- Testis: Testicular lump/swelling testicle
- Penis: Painless Ulcer, redness
How is cancer diagnosed and treated?
To say that someone has got a cancerous growth, a tissue diagnosis is needed. This is done by examining the tissue under the microscope. This is the proof that the cancerous cells are present. In some cases (e.g. kidney cancer) CT imaging or other forms of tests may indicate a cancerous growth. There are broadly 3 steps in the treatment of cancer.
- Correct diagnosis: Tissue diagnosis is important as the pattern of cells, their nature and features give information on future behaviour of the cancer.
- Staging of the cancer: This is done by various tests like CT and MRI scans.
- Treatment: Surgery (where the growth is cut out); Radiotherapy: the growth is destroyed by radiation; Chemotherapy: drugs that kill cancerous cells; Investigational therapy: New therapies which are still being tested by trial are some times used as treatment because researchers get convinced that the treatment is effective against a specific cancer. (E.g. High intensity focused Ultrasound- HIFU). All these treatments are used on their own or in combination.
If you are suffering from any of the above symptoms or want more information regarding the above then please contact Dr Vinod Nargund, our leading Harley Street Urologist.
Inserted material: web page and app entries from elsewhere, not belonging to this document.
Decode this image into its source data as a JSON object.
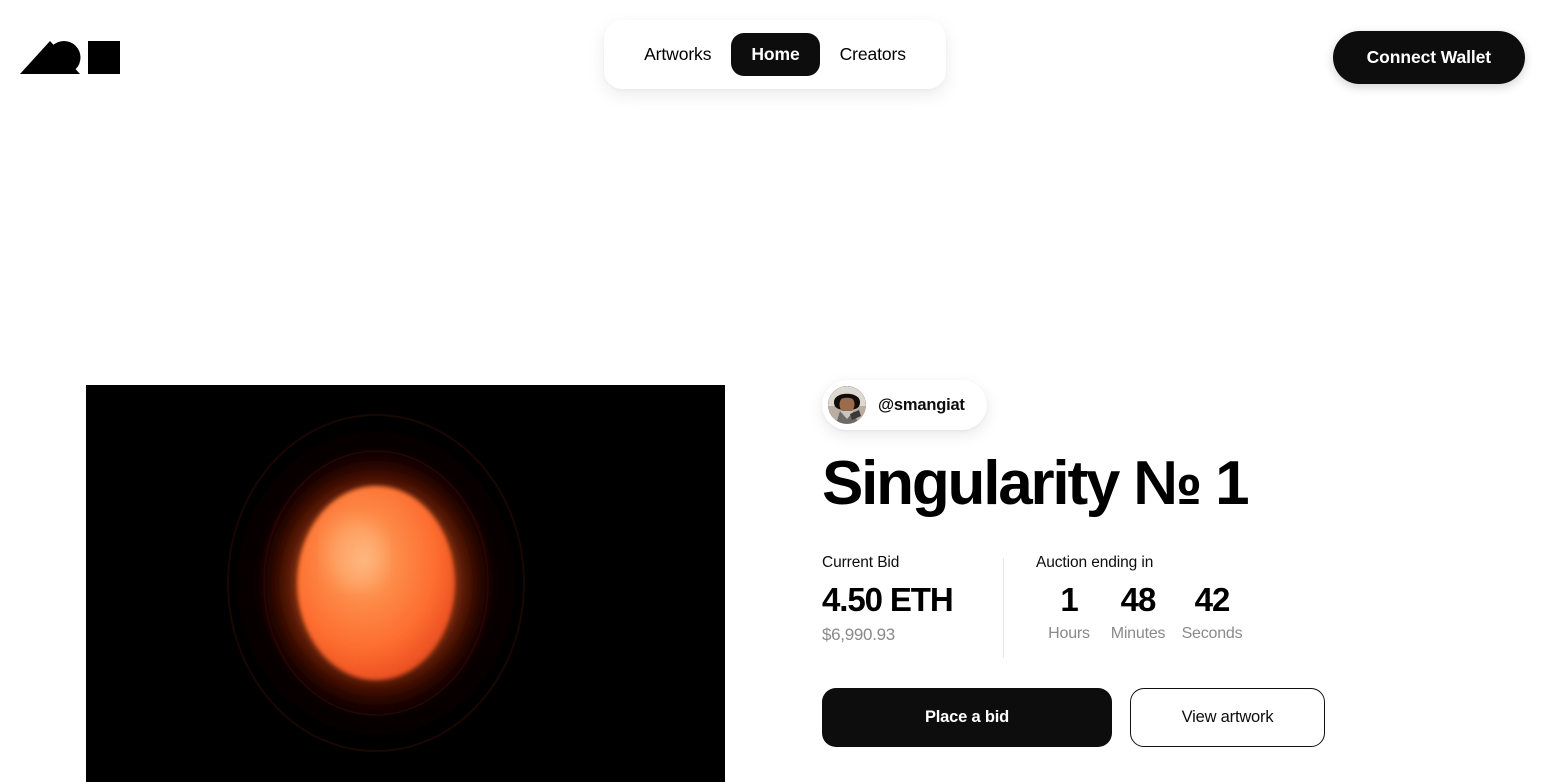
{
  "header": {
    "logo": {
      "name": "brand-logo",
      "shapes": [
        "triangle",
        "circle",
        "square"
      ],
      "color": "#000000"
    },
    "nav": {
      "items": [
        {
          "label": "Artworks",
          "active": false
        },
        {
          "label": "Home",
          "active": true
        },
        {
          "label": "Creators",
          "active": false
        }
      ]
    },
    "connect_wallet_label": "Connect Wallet"
  },
  "hero": {
    "artwork": {
      "alt": "Glowing orange sphere on black background",
      "background_color": "#000000",
      "core_color": "#ff6a33",
      "core_highlight": "#ffa05c",
      "halo_color": "#3a1109"
    },
    "artist": {
      "handle": "@smangiat",
      "avatar_name": "artist-avatar"
    },
    "title": "Singularity № 1",
    "bid": {
      "label": "Current Bid",
      "amount": "4.50 ETH",
      "usd": "$6,990.93"
    },
    "auction": {
      "label": "Auction ending in",
      "units": [
        {
          "value": "1",
          "unit": "Hours"
        },
        {
          "value": "48",
          "unit": "Minutes"
        },
        {
          "value": "42",
          "unit": "Seconds"
        }
      ]
    },
    "actions": {
      "primary_label": "Place a bid",
      "secondary_label": "View artwork"
    }
  },
  "colors": {
    "page_background": "#ffffff",
    "ink": "#0d0d0d",
    "muted": "#8a8a8a",
    "divider": "#e6e6e6"
  }
}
Mr Vinod Nargund is a Consultant Urological Surgeon specialising in Urological cancer, male sexual and fertility problems. He was trained in Urology at the City Hospital Belfast, the Royal Infirmary Bradford and the Churchill and John Radcliffe Hospitals in Oxford. You can view all of his qualifications on his biography page.